Steve Thompson, England’s World Cup winning hooker (42) and Alix Popham (41) a former Wales flanker have recently been diagnosed with early onset dementia and probable chronic traumatic encephalopathy. There are a number of other former professional rugby players with the same diagnosis. These players are set to take legal action against rugby’s governing bodies alleging that they have suffered brain damage as a result of suffering several concussions and sub-concussions whilst playing rugby.
Richard Boardman, a lawyer with Rylands Law who is representing them described the injury as one resulting from a number of sub-concussions sustained in each match. Mr Boardman said in relation to the case of Alix Popham.
“The bottom line in the case of Alix is that he has to make around fifty head contacts a game, in tackles, rucks and mauls but it does not have to be concussive because those gentle dings in the head add up. These guys are retiring with hundreds of thousands of sub-concussions.”
The claimants in the action allege that rugby’s governing bodies had a duty of care to them to protect them from long term mental impairment.
The physical nature of the game is, of course, a significant part of its appeal. The problem is that as the players grow in size, get physically fitter and stronger, the physicality aspect of the game takes an ever more important place. For anyone who has ever watched a professional rugby match, they will be only too aware that the tactics involved in defending the line and regaining the possession are very much about bringing an intense physicality to the game. In essence, the more physical a side can be the more likely they are to dominate the opposition and thereby win the game.
Whilst the signs are that rugby’s governing bodies will vigorously defend any claim made, the case has already led to significant debate in the rugby world about whether the game is safe and what needs to be done to make it safer at the same time as not losing its enduring appeal of being a physically hard but yet fair game.
Measures are already being considered to alter the players training regime to reduce the risk of exposure to big hits. The workload of the top players who will be involved in both domestic leagues and at international level is to be reviewed and all safety protocols such as the Head Injury Assessment (HIA) are to be tightened up such that protocols are in place to ensure they are adhered to at all times by all coaching staff and those involved in the game.
The outcome of the litigation could well have significant implications for the sport at all levels and not just at the professional level. Doctor Willie Stewart, a Consultant Neuropathologist at the Queen Elizabeth Hospital in Glasgow has undertaken research which produced very clear evidence that there is a direct link between the head knocks sustained in rugby and brain injury – specifically in encephalopathy (CTE). CTE is a brain condition which was first recognised in American footballers. Willie Stewart, after considering his research concluded that: -
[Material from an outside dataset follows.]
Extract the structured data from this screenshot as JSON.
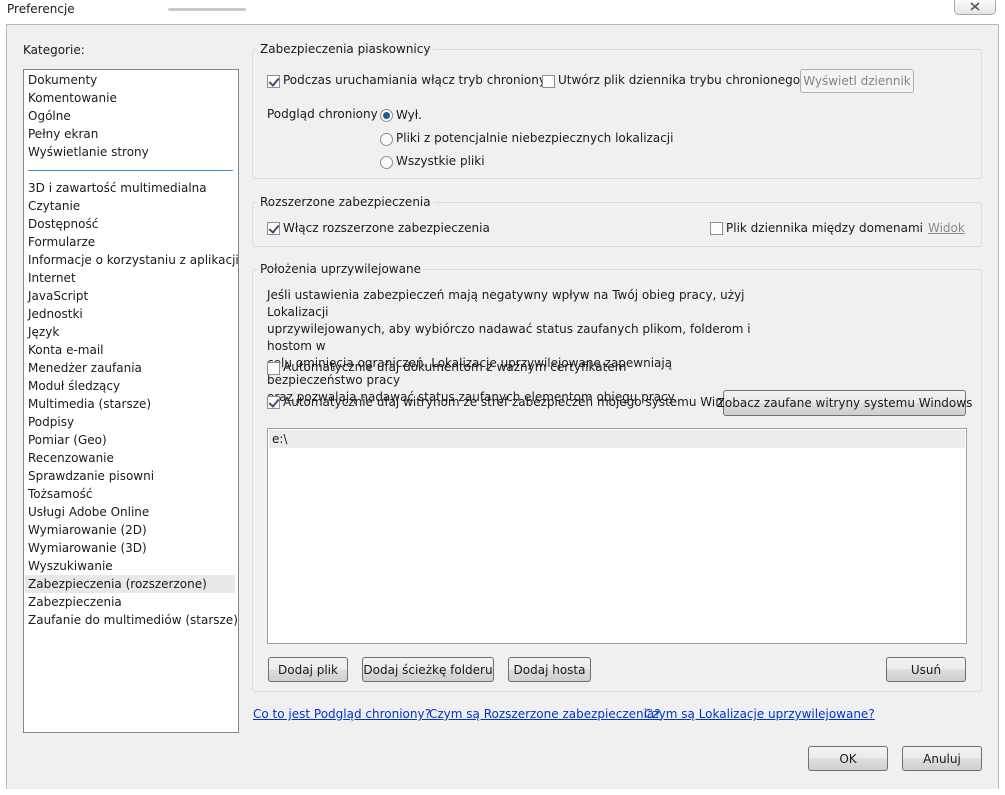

“We’ve got evidence of high levels of dementia now in sport and …… from pathology studies, which says that part of this dementia pathology in these individuals is CTE which is a pathology encountered in this type of brain injury.”
Bill Sweeney, Chief Executive of the RFU indicated that he considered the brain injuries sustained in American football was quite different from that in rugby in the context of brain injury.
Richard Boardman expects the proceedings to be hard fought and protracted. He said, “Let’s face it, the other side will come back very, very strongly, we are not so naïve or expecting anything different but right now we are very comfortable with our position”.
The rugby world and indeed the sporting world are watching this litigation with great interest. If the claimants are successful then the only real conclusion is that those players currently playing professional rugby which one has to assume is being played at an even higher intensity than it was in the days of Steve Thompson and Alix Popham are clearly at risk of sustaining a similar type of injury in the future. The flavour of the conversations taking place in the rugby world, it seems clear that changes will be made but the question is really whether or not those changes are such that they change the nature of rugby or indeed all contact sports so radically that they ultimately lose their appeal and with it the fans!
If you have suffered an injury and think that you may have a claim, please contact us to discuss the matter on 0800 808 5309 or complete our online enquiry form and a member of our team will get back to you right away.